Task – Reprint all of the data below exactly as shown and skip every image.
Data provided: Begin
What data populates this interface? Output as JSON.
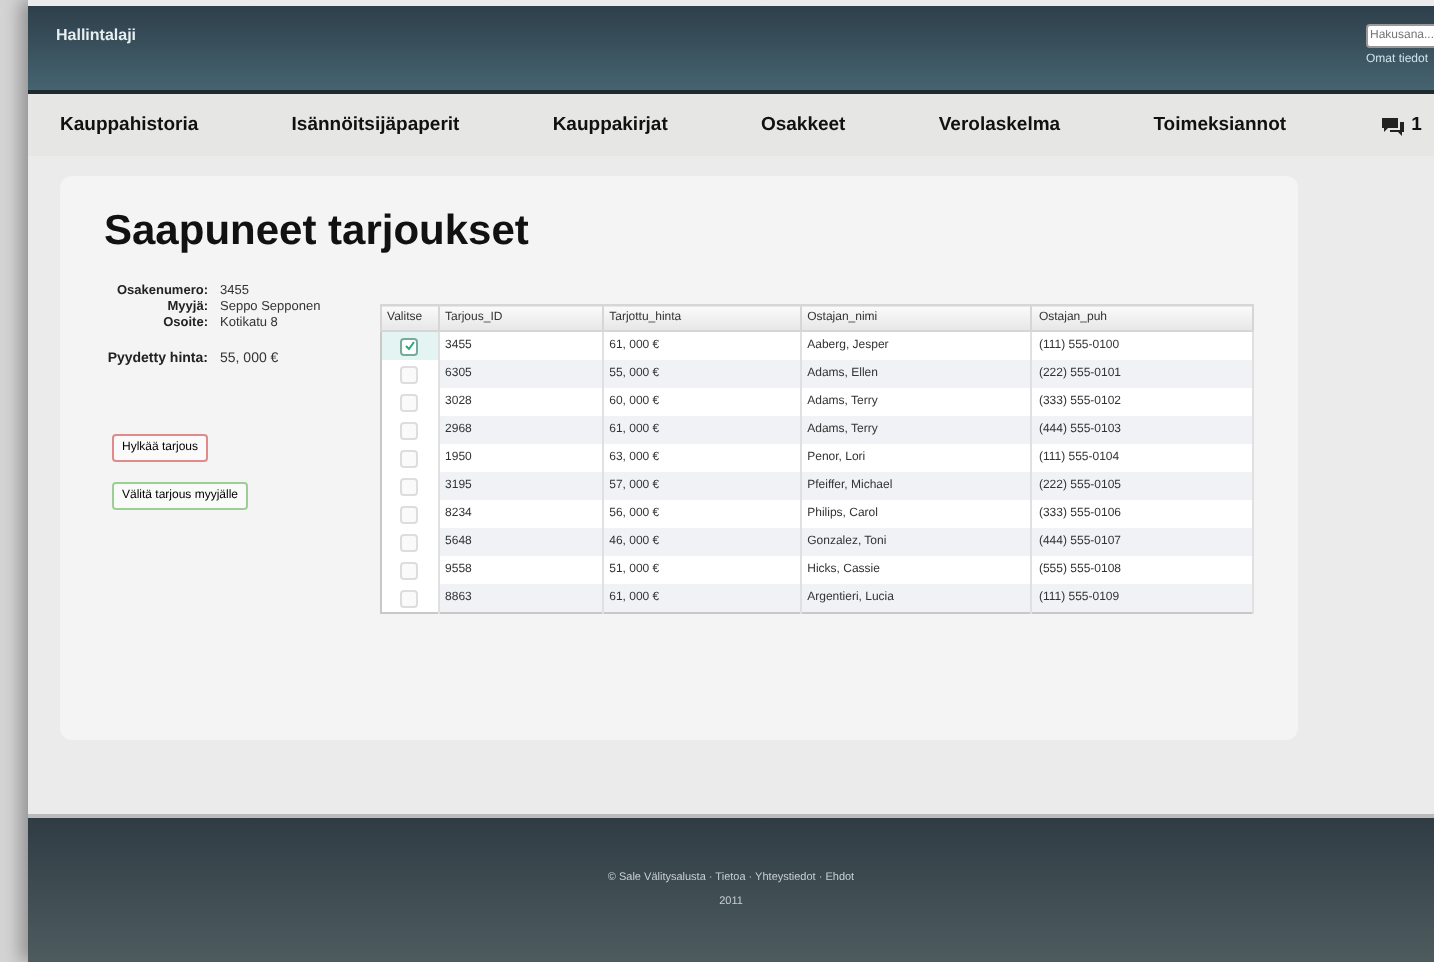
{
  "header": {
    "brand": "Hallintalaji",
    "search": {
      "placeholder": "Hakusana..."
    },
    "user_link": "Omat tiedot"
  },
  "nav": {
    "items": [
      "Kauppahistoria",
      "Isännöitsijäpaperit",
      "Kauppakirjat",
      "Osakkeet",
      "Verolaskelma",
      "Toimeksiannot"
    ],
    "messages": "1"
  },
  "page": {
    "title": "Saapuneet tarjoukset",
    "details": [
      {
        "label": "Osakenumero:",
        "value": "3455"
      },
      {
        "label": "Myyjä:",
        "value": "Seppo Sepponen"
      },
      {
        "label": "Osoite:",
        "value": "Kotikatu 8"
      }
    ],
    "asking": {
      "label": "Pyydetty hinta:",
      "value": "55, 000 €"
    },
    "buttons": [
      {
        "kind": "reject",
        "label": "Hylkää tarjous"
      },
      {
        "kind": "accept",
        "label": "Välitä tarjous myyjälle"
      }
    ]
  },
  "table": {
    "columns": [
      "Valitse",
      "Tarjous_ID",
      "Tarjottu_hinta",
      "Ostajan_nimi",
      "Ostajan_puh"
    ],
    "rows": [
      {
        "selected": true,
        "cells": [
          "",
          "3455",
          "61, 000 €",
          "Aaberg, Jesper",
          "(111) 555-0100"
        ]
      },
      {
        "selected": false,
        "cells": [
          "",
          "6305",
          "55, 000 €",
          "Adams, Ellen",
          "(222) 555-0101"
        ]
      },
      {
        "selected": false,
        "cells": [
          "",
          "3028",
          "60, 000 €",
          "Adams, Terry",
          "(333) 555-0102"
        ]
      },
      {
        "selected": false,
        "cells": [
          "",
          "2968",
          "61, 000 €",
          "Adams, Terry",
          "(444) 555-0103"
        ]
      },
      {
        "selected": false,
        "cells": [
          "",
          "1950",
          "63, 000 €",
          "Penor, Lori",
          "(111) 555-0104"
        ]
      },
      {
        "selected": false,
        "cells": [
          "",
          "3195",
          "57, 000 €",
          "Pfeiffer, Michael",
          "(222) 555-0105"
        ]
      },
      {
        "selected": false,
        "cells": [
          "",
          "8234",
          "56, 000 €",
          "Philips, Carol",
          "(333) 555-0106"
        ]
      },
      {
        "selected": false,
        "cells": [
          "",
          "5648",
          "46, 000 €",
          "Gonzalez, Toni",
          "(444) 555-0107"
        ]
      },
      {
        "selected": false,
        "cells": [
          "",
          "9558",
          "51, 000 €",
          "Hicks, Cassie",
          "(555) 555-0108"
        ]
      },
      {
        "selected": false,
        "cells": [
          "",
          "8863",
          "61, 000 €",
          "Argentieri, Lucia",
          "(111) 555-0109"
        ]
      }
    ]
  },
  "footer": {
    "links": "© Sale Välitysalusta · Tietoa · Yhteystiedot · Ehdot",
    "year": "2011"
  }
}
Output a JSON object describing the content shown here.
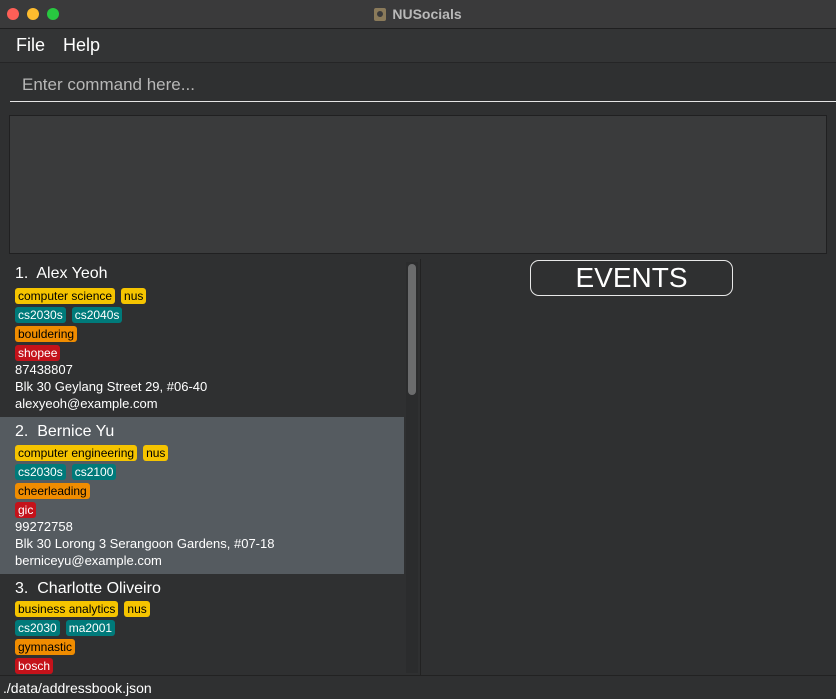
{
  "window": {
    "title": "NUSocials"
  },
  "menu": {
    "items": [
      "File",
      "Help"
    ]
  },
  "command": {
    "placeholder": "Enter command here...",
    "value": ""
  },
  "result": {
    "text": ""
  },
  "persons": [
    {
      "index": "1.",
      "name": "Alex Yeoh",
      "tag_rows": [
        [
          {
            "label": "computer science",
            "color": "yellow"
          },
          {
            "label": "nus",
            "color": "yellow"
          }
        ],
        [
          {
            "label": "cs2030s",
            "color": "teal"
          },
          {
            "label": "cs2040s",
            "color": "teal"
          }
        ],
        [
          {
            "label": "bouldering",
            "color": "orange"
          }
        ],
        [
          {
            "label": "shopee",
            "color": "red"
          }
        ]
      ],
      "phone": "87438807",
      "address": "Blk 30 Geylang Street 29, #06-40",
      "email": "alexyeoh@example.com"
    },
    {
      "index": "2.",
      "name": "Bernice Yu",
      "tag_rows": [
        [
          {
            "label": "computer engineering",
            "color": "yellow"
          },
          {
            "label": "nus",
            "color": "yellow"
          }
        ],
        [
          {
            "label": "cs2030s",
            "color": "teal"
          },
          {
            "label": "cs2100",
            "color": "teal"
          }
        ],
        [
          {
            "label": "cheerleading",
            "color": "orange"
          }
        ],
        [
          {
            "label": "gic",
            "color": "red"
          }
        ]
      ],
      "phone": "99272758",
      "address": "Blk 30 Lorong 3 Serangoon Gardens, #07-18",
      "email": "berniceyu@example.com"
    },
    {
      "index": "3.",
      "name": "Charlotte Oliveiro",
      "tag_rows": [
        [
          {
            "label": "business analytics",
            "color": "yellow"
          },
          {
            "label": "nus",
            "color": "yellow"
          }
        ],
        [
          {
            "label": "cs2030",
            "color": "teal"
          },
          {
            "label": "ma2001",
            "color": "teal"
          }
        ],
        [
          {
            "label": "gymnastic",
            "color": "orange"
          }
        ],
        [
          {
            "label": "bosch",
            "color": "red"
          }
        ]
      ],
      "phone": "",
      "address": "",
      "email": ""
    }
  ],
  "events": {
    "header": "EVENTS"
  },
  "status": {
    "path": "./data/addressbook.json"
  },
  "colors": {
    "tag_yellow": "#f5c400",
    "tag_teal": "#007a7a",
    "tag_orange": "#f08c00",
    "tag_red": "#c4121a",
    "selected_row": "#555b60"
  }
}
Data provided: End
Your response –
What data populates this interface? Output as JSON.
{
  "header": {
    "brand": "Hallintalaji",
    "search": {
      "placeholder": "Hakusana..."
    },
    "user_link": "Omat tiedot"
  },
  "nav": {
    "items": [
      "Kauppahistoria",
      "Isännöitsijäpaperit",
      "Kauppakirjat",
      "Osakkeet",
      "Verolaskelma",
      "Toimeksiannot"
    ],
    "messages": "1"
  },
  "page": {
    "title": "Saapuneet tarjoukset",
    "details": [
      {
        "label": "Osakenumero:",
        "value": "3455"
      },
      {
        "label": "Myyjä:",
        "value": "Seppo Sepponen"
      },
      {
        "label": "Osoite:",
        "value": "Kotikatu 8"
      }
    ],
    "asking": {
      "label": "Pyydetty hinta:",
      "value": "55, 000 €"
    },
    "buttons": [
      {
        "kind": "reject",
        "label": "Hylkää tarjous"
      },
      {
        "kind": "accept",
        "label": "Välitä tarjous myyjälle"
      }
    ]
  },
  "table": {
    "columns": [
      "Valitse",
      "Tarjous_ID",
      "Tarjottu_hinta",
      "Ostajan_nimi",
      "Ostajan_puh"
    ],
    "rows": [
      {
        "selected": true,
        "cells": [
          "",
          "3455",
          "61, 000 €",
          "Aaberg, Jesper",
          "(111) 555-0100"
        ]
      },
      {
        "selected": false,
        "cells": [
          "",
          "6305",
          "55, 000 €",
          "Adams, Ellen",
          "(222) 555-0101"
        ]
      },
      {
        "selected": false,
        "cells": [
          "",
          "3028",
          "60, 000 €",
          "Adams, Terry",
          "(333) 555-0102"
        ]
      },
      {
        "selected": false,
        "cells": [
          "",
          "2968",
          "61, 000 €",
          "Adams, Terry",
          "(444) 555-0103"
        ]
      },
      {
        "selected": false,
        "cells": [
          "",
          "1950",
          "63, 000 €",
          "Penor, Lori",
          "(111) 555-0104"
        ]
      },
      {
        "selected": false,
        "cells": [
          "",
          "3195",
          "57, 000 €",
          "Pfeiffer, Michael",
          "(222) 555-0105"
        ]
      },
      {
        "selected": false,
        "cells": [
          "",
          "8234",
          "56, 000 €",
          "Philips, Carol",
          "(333) 555-0106"
        ]
      },
      {
        "selected": false,
        "cells": [
          "",
          "5648",
          "46, 000 €",
          "Gonzalez, Toni",
          "(444) 555-0107"
        ]
      },
      {
        "selected": false,
        "cells": [
          "",
          "9558",
          "51, 000 €",
          "Hicks, Cassie",
          "(555) 555-0108"
        ]
      },
      {
        "selected": false,
        "cells": [
          "",
          "8863",
          "61, 000 €",
          "Argentieri, Lucia",
          "(111) 555-0109"
        ]
      }
    ]
  },
  "footer": {
    "links": "© Sale Välitysalusta · Tietoa · Yhteystiedot · Ehdot",
    "year": "2011"
  }
}
Output a JSON object describing the content shown here.
{
  "window": {
    "title": "NUSocials"
  },
  "menu": {
    "items": [
      "File",
      "Help"
    ]
  },
  "command": {
    "placeholder": "Enter command here...",
    "value": ""
  },
  "result": {
    "text": ""
  },
  "persons": [
    {
      "index": "1.",
      "name": "Alex Yeoh",
      "tag_rows": [
        [
          {
            "label": "computer science",
            "color": "yellow"
          },
          {
            "label": "nus",
            "color": "yellow"
          }
        ],
        [
          {
            "label": "cs2030s",
            "color": "teal"
          },
          {
            "label": "cs2040s",
            "color": "teal"
          }
        ],
        [
          {
            "label": "bouldering",
            "color": "orange"
          }
        ],
        [
          {
            "label": "shopee",
            "color": "red"
          }
        ]
      ],
      "phone": "87438807",
      "address": "Blk 30 Geylang Street 29, #06-40",
      "email": "alexyeoh@example.com"
    },
    {
      "index": "2.",
      "name": "Bernice Yu",
      "tag_rows": [
        [
          {
            "label": "computer engineering",
            "color": "yellow"
          },
          {
            "label": "nus",
            "color": "yellow"
          }
        ],
        [
          {
            "label": "cs2030s",
            "color": "teal"
          },
          {
            "label": "cs2100",
            "color": "teal"
          }
        ],
        [
          {
            "label": "cheerleading",
            "color": "orange"
          }
        ],
        [
          {
            "label": "gic",
            "color": "red"
          }
        ]
      ],
      "phone": "99272758",
      "address": "Blk 30 Lorong 3 Serangoon Gardens, #07-18",
      "email": "berniceyu@example.com"
    },
    {
      "index": "3.",
      "name": "Charlotte Oliveiro",
      "tag_rows": [
        [
          {
            "label": "business analytics",
            "color": "yellow"
          },
          {
            "label": "nus",
            "color": "yellow"
          }
        ],
        [
          {
            "label": "cs2030",
            "color": "teal"
          },
          {
            "label": "ma2001",
            "color": "teal"
          }
        ],
        [
          {
            "label": "gymnastic",
            "color": "orange"
          }
        ],
        [
          {
            "label": "bosch",
            "color": "red"
          }
        ]
      ],
      "phone": "",
      "address": "",
      "email": ""
    }
  ],
  "events": {
    "header": "EVENTS"
  },
  "status": {
    "path": "./data/addressbook.json"
  },
  "colors": {
    "tag_yellow": "#f5c400",
    "tag_teal": "#007a7a",
    "tag_orange": "#f08c00",
    "tag_red": "#c4121a",
    "selected_row": "#555b60"
  }
}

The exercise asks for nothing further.